Accountants are transitioning from in-person to remote capacities to complete key responsibilities such as audits, tax meetings, and consultations. They’re also using big data to enhance the virtual workplace and help clients complete tasks that have been pushed to the forefront, such as projecting cash flow; revising budgets; determining how to better use technology; and increasing remote capabilities to shift their workforce, accounting, and billing process to fit a work-from-home environment. They’re also helping essential businesses that are scaling at an unsustainable pace to manage their growth.

Implementing Big Data Into Your Organization

The process of implementing big data is a challenge for many organizations, though those who have successfully implemented strategies around it are seeing organizational performance improvements.

Using big data effectively as an organization is about much more than simply buying technology, Strategic Finance writes. Organizations must put the right strategies into place to use the data and act on the insights they find as a result. “To be truly data-driven, an organization must have strategies in place to ensure everyone is trained on the technology, uses it appropriately, and understands and reports results based on it.” In today’s climate, businesses must strike a balance between conducting robust big data training and streamlining efforts to maintain agility amid an economy in crisis.

Four key elements must be present for organizations to successfully implement big data, according to a Bain & Company survey:

  1. Data-savvy talent

  2. State-of-the-art tools

  3. Quality data

  4. A supportive organizational culture

More than half (56 percent) of executives surveyed said their organization didn’t have the capabilities to develop deep, data-driven insights. Many companies are organizing their departments and teams in new ways to facilitate big data and analytics, by becoming more blended and much less compartmentalized. Successful data teams are building necessary capabilities by combining teams with different but overlapping data, business, and technical skills, who can effectively collaborate and communicate. The prevalence of the Cloud and virtual software is helping teams learn to align and share data in new and interesting ways.

Using Big Data to Find the Right Talent
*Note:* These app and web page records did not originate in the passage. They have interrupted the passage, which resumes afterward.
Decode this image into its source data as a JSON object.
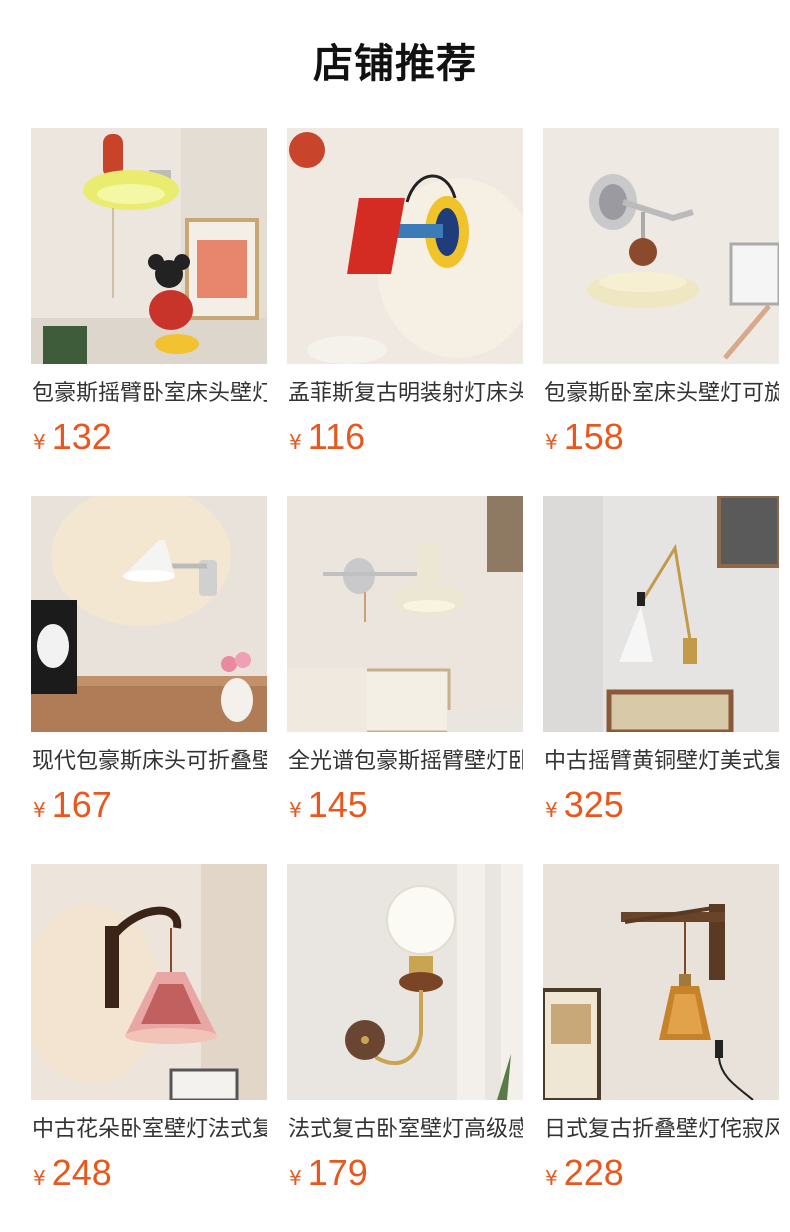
{
  "header": {
    "title": "店铺推荐"
  },
  "currency_symbol": "¥",
  "colors": {
    "price": "#e8581e"
  },
  "products": [
    {
      "name": "包豪斯摇臂卧室床头壁灯",
      "price": "132",
      "image_icon": "bauhaus-swing-arm-wall-lamp-image"
    },
    {
      "name": "孟菲斯复古明装射灯床头灯",
      "price": "116",
      "image_icon": "memphis-spotlight-wall-lamp-image"
    },
    {
      "name": "包豪斯卧室床头壁灯可旋转",
      "price": "158",
      "image_icon": "bauhaus-swivel-wall-lamp-image"
    },
    {
      "name": "现代包豪斯床头可折叠壁灯",
      "price": "167",
      "image_icon": "modern-folding-arm-wall-lamp-image"
    },
    {
      "name": "全光谱包豪斯摇臂壁灯卧室",
      "price": "145",
      "image_icon": "full-spectrum-swing-wall-lamp-image"
    },
    {
      "name": "中古摇臂黄铜壁灯美式复古",
      "price": "325",
      "image_icon": "vintage-brass-swing-wall-lamp-image"
    },
    {
      "name": "中古花朵卧室壁灯法式复古",
      "price": "248",
      "image_icon": "vintage-flower-glass-wall-lamp-image"
    },
    {
      "name": "法式复古卧室壁灯高级感",
      "price": "179",
      "image_icon": "french-globe-wall-lamp-image"
    },
    {
      "name": "日式复古折叠壁灯侘寂风",
      "price": "228",
      "image_icon": "japanese-folding-wood-wall-lamp-image"
    }
  ]
}
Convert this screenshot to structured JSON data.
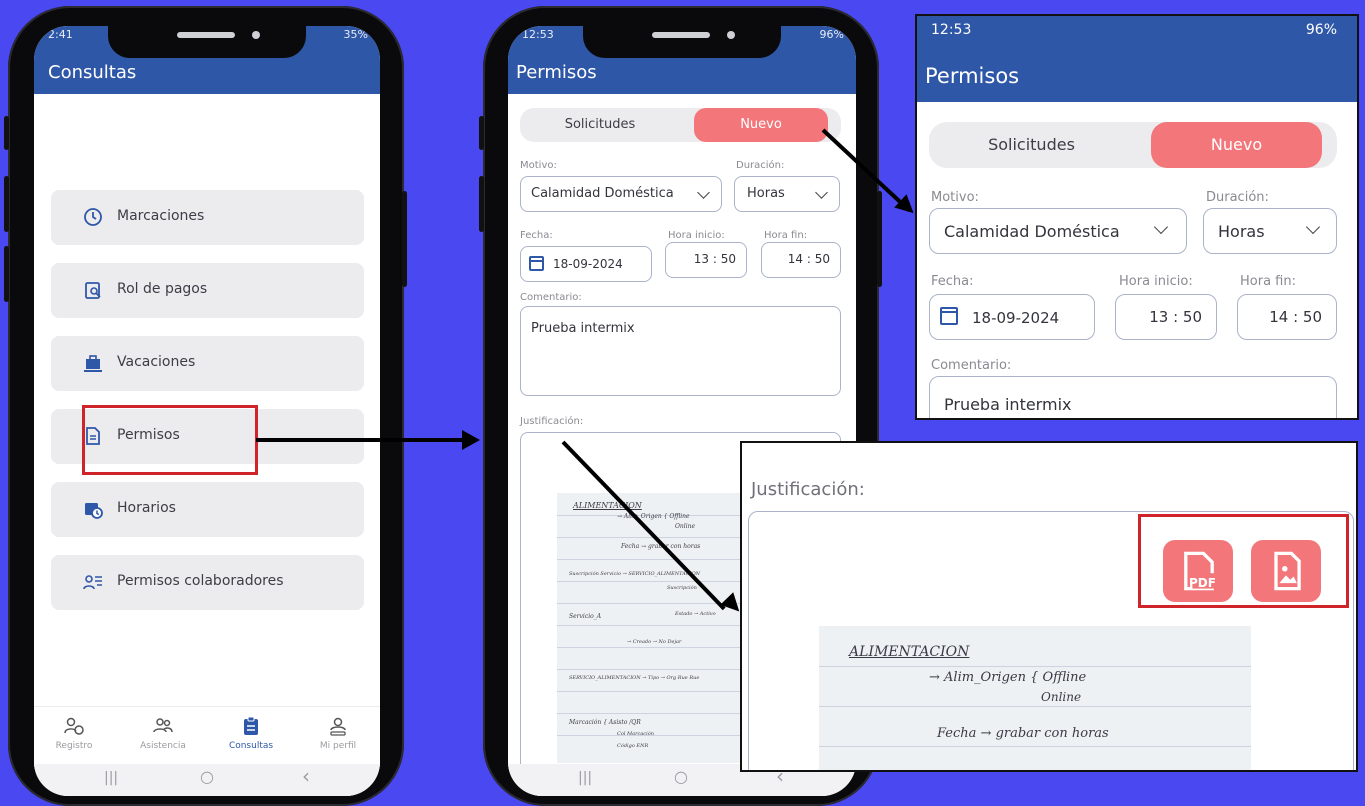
{
  "colors": {
    "background": "#4a48f0",
    "appbar": "#2f57a8",
    "accent": "#f3777a",
    "highlight": "#d0242b"
  },
  "phone1": {
    "status": {
      "time": "2:41",
      "battery": "35%"
    },
    "title": "Consultas",
    "menu": [
      {
        "label": "Marcaciones",
        "icon": "clock-check-icon"
      },
      {
        "label": "Rol de pagos",
        "icon": "clipboard-search-icon"
      },
      {
        "label": "Vacaciones",
        "icon": "briefcase-icon"
      },
      {
        "label": "Permisos",
        "icon": "document-icon"
      },
      {
        "label": "Horarios",
        "icon": "calendar-clock-icon"
      },
      {
        "label": "Permisos colaboradores",
        "icon": "users-list-icon"
      }
    ],
    "bottom_nav": [
      {
        "label": "Registro",
        "icon": "person-clock-icon"
      },
      {
        "label": "Asistencia",
        "icon": "people-icon"
      },
      {
        "label": "Consultas",
        "icon": "clipboard-icon",
        "active": true
      },
      {
        "label": "Mi perfil",
        "icon": "profile-icon"
      }
    ],
    "system_nav": {
      "recents": "|||",
      "home": "○",
      "back": "‹"
    }
  },
  "phone2": {
    "status": {
      "time": "12:53",
      "battery": "96%"
    },
    "title": "Permisos",
    "tabs": {
      "requests": "Solicitudes",
      "new": "Nuevo"
    },
    "form": {
      "reason_label": "Motivo:",
      "reason_value": "Calamidad Doméstica",
      "duration_label": "Duración:",
      "duration_value": "Horas",
      "date_label": "Fecha:",
      "date_value": "18-09-2024",
      "start_label": "Hora inicio:",
      "start_value": "13 : 50",
      "end_label": "Hora fin:",
      "end_value": "14 : 50",
      "comment_label": "Comentario:",
      "comment_value": "Prueba intermix",
      "justification_label": "Justificación:"
    },
    "notes": {
      "heading": "ALIMENTACION",
      "line1": "→ Alim_Origen { Offline",
      "line1b": "Online",
      "line2": "Fecha → grabar con horas",
      "line3": "Suscripción Servicio → SERVICIO_ALIMENTACION",
      "line4": "Suscripción",
      "line5": "Servicio_A",
      "line6": "Estado → Activo",
      "line7": "→ Creado → No Dejar",
      "line8": "SERVICIO_ALIMENTACION → Tipo → Org Rue Rue",
      "line9": "Marcación { Asisto /QR",
      "line10": "Col Marcación",
      "line11": "Código ENR"
    },
    "system_nav": {
      "recents": "|||",
      "home": "○",
      "back": "‹"
    }
  },
  "zoom_top": {
    "status": {
      "time": "12:53",
      "battery": "96%"
    },
    "title": "Permisos",
    "tabs": {
      "requests": "Solicitudes",
      "new": "Nuevo"
    },
    "form": {
      "reason_label": "Motivo:",
      "reason_value": "Calamidad Doméstica",
      "duration_label": "Duración:",
      "duration_value": "Horas",
      "date_label": "Fecha:",
      "date_value": "18-09-2024",
      "start_label": "Hora inicio:",
      "start_value": "13 : 50",
      "end_label": "Hora fin:",
      "end_value": "14 : 50",
      "comment_label": "Comentario:",
      "comment_value": "Prueba intermix"
    }
  },
  "zoom_bottom": {
    "justification_label": "Justificación:",
    "pdf_label": "PDF",
    "notes": {
      "heading": "ALIMENTACION",
      "line1": "→ Alim_Origen { Offline",
      "line1b": "Online",
      "line2": "Fecha → grabar con horas"
    }
  }
}
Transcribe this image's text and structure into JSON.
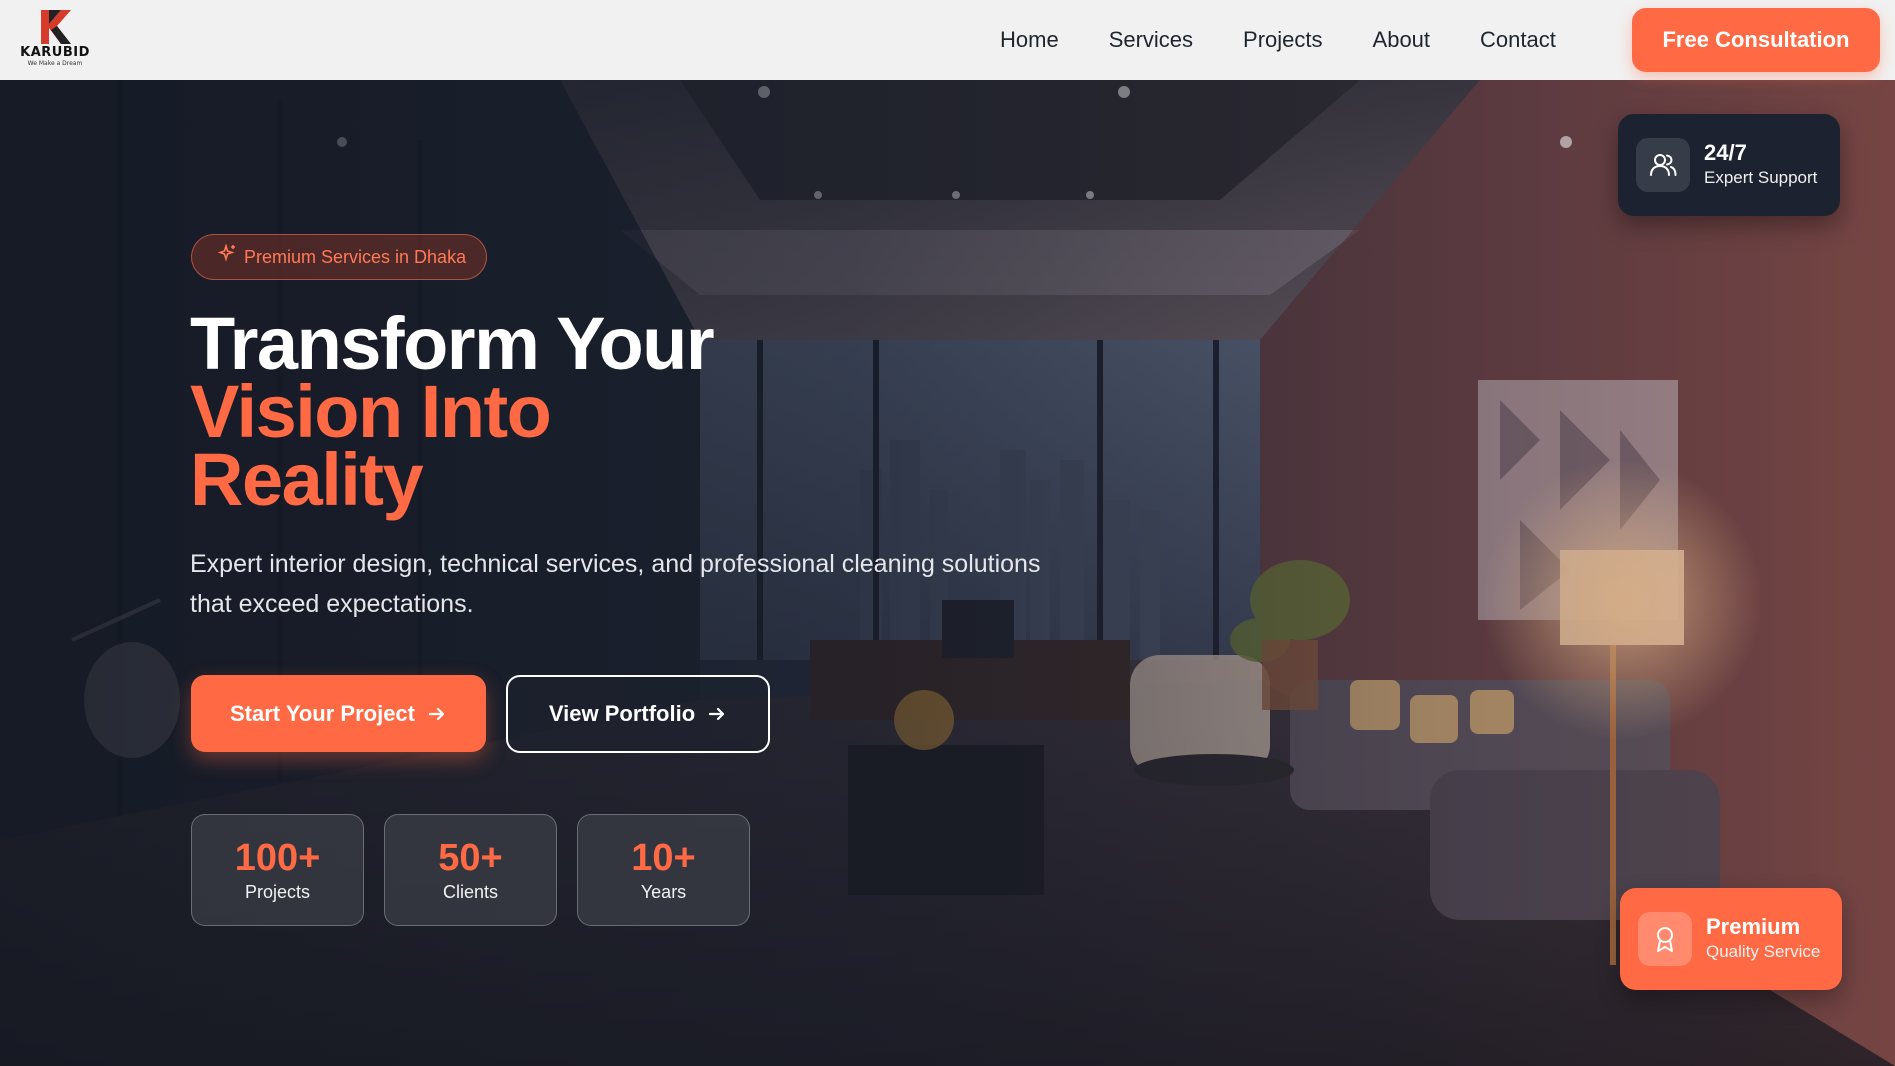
{
  "brand": {
    "name": "KARUBID",
    "tagline": "We Make a Dream"
  },
  "nav": {
    "links": [
      "Home",
      "Services",
      "Projects",
      "About",
      "Contact"
    ],
    "cta_label": "Free Consultation"
  },
  "hero": {
    "badge": "Premium Services in Dhaka",
    "title_line1": "Transform Your",
    "title_line2": "Vision Into",
    "title_line3": "Reality",
    "description": "Expert interior design, technical services, and professional cleaning solutions that exceed expectations.",
    "primary_button": "Start Your Project",
    "secondary_button": "View Portfolio",
    "stats": [
      {
        "value": "100+",
        "label": "Projects"
      },
      {
        "value": "50+",
        "label": "Clients"
      },
      {
        "value": "10+",
        "label": "Years"
      }
    ]
  },
  "support_card": {
    "title": "24/7",
    "subtitle": "Expert Support"
  },
  "premium_card": {
    "title": "Premium",
    "subtitle": "Quality Service"
  },
  "colors": {
    "accent": "#ff6a45",
    "navbar": "#f1f1f1",
    "dark_card": "#1c2230"
  }
}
As technology advances, many positions, including accounting roles, will demand a wider and more sophisticated mix of skills. Accounting professionals need to focus on developing their skills to keep up with the demands and capabilities of big data. Many colleges and universities are taking steps toward better preparing students for the influx of big data in the workplace. Austin Peay State University’s College of Business, for example, redesigned its advanced technology for accounting class to better align with the industry’s growing need to interpret and analyze big data. Under the new curriculum, students learn about Advanced Excel, Big Data Analytics and Microsoft Power BI.

For accounting firms and other organizations that hire accounting professionals, getting the right people in place to fill emerging gaps and respond to evolving business and client priorities is an important component of effectively using big data to compete in today’s market. As the nature of many roles in the labor market continue to shift due to emerging economic and business needs, companies will need to evaluate the structure of their current team dynamic to determine whether they have the right mix of skill sets and identify any new gaps. Big data plays a vital role in collecting and evaluating the large quantities of data involved in making these kinds of determinations in the performance management process.

Ensuring that you have the right mix of talent is an integral part of a successful big data strategy, and this may include hiring new graduates who are more likely to have a data analytics background, as well as training current accounting employees to grow their skill set in this area. It will also likely mean reaching out to trusted partners to help you seamlessly identify and hire candidates with the right skills to fill your current or anticipated talent gaps. The realities of today’s economy are opening up availability for more talented accounting professionals with a robust data analytics background, and companies that work to identify future needs now will be on a path of growth in 2020 and beyond.